Supplied material ▸
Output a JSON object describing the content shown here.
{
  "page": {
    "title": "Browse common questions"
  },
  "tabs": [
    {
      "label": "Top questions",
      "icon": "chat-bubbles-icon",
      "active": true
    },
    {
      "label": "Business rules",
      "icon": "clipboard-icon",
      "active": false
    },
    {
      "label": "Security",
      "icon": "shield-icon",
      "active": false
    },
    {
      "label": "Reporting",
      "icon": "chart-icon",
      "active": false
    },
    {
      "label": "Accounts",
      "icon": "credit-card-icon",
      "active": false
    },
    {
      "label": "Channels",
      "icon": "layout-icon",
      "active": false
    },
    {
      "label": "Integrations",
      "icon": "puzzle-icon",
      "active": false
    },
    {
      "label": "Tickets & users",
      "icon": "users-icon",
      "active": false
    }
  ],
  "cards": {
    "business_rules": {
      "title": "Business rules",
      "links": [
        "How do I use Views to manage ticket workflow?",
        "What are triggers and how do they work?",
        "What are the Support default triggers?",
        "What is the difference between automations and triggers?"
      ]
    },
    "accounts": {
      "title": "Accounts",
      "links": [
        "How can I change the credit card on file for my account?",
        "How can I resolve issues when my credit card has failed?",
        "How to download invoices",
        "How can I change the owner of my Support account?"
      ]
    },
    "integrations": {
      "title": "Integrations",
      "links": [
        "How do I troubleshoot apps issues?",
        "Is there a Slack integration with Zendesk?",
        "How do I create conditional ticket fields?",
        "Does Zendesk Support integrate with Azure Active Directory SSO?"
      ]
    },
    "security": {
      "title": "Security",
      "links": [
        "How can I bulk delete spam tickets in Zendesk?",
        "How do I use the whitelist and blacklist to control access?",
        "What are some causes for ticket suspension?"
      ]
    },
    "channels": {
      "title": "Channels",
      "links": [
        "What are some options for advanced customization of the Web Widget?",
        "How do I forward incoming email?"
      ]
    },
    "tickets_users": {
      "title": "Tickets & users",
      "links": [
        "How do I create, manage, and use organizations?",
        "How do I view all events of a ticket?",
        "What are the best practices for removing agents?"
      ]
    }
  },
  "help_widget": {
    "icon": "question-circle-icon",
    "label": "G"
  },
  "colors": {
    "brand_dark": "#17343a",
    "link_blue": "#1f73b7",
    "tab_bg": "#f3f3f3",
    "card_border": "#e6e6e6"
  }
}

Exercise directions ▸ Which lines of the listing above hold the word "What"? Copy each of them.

Solution to this task ▸
        "What are triggers and how do they work?",
        "What are the Support default triggers?",
        "What is the difference between automations and triggers?"
        "What are some causes for ticket suspension?"
        "What are some options for advanced customization of the Web Widget?",
        "What are the best practices for removing agents?"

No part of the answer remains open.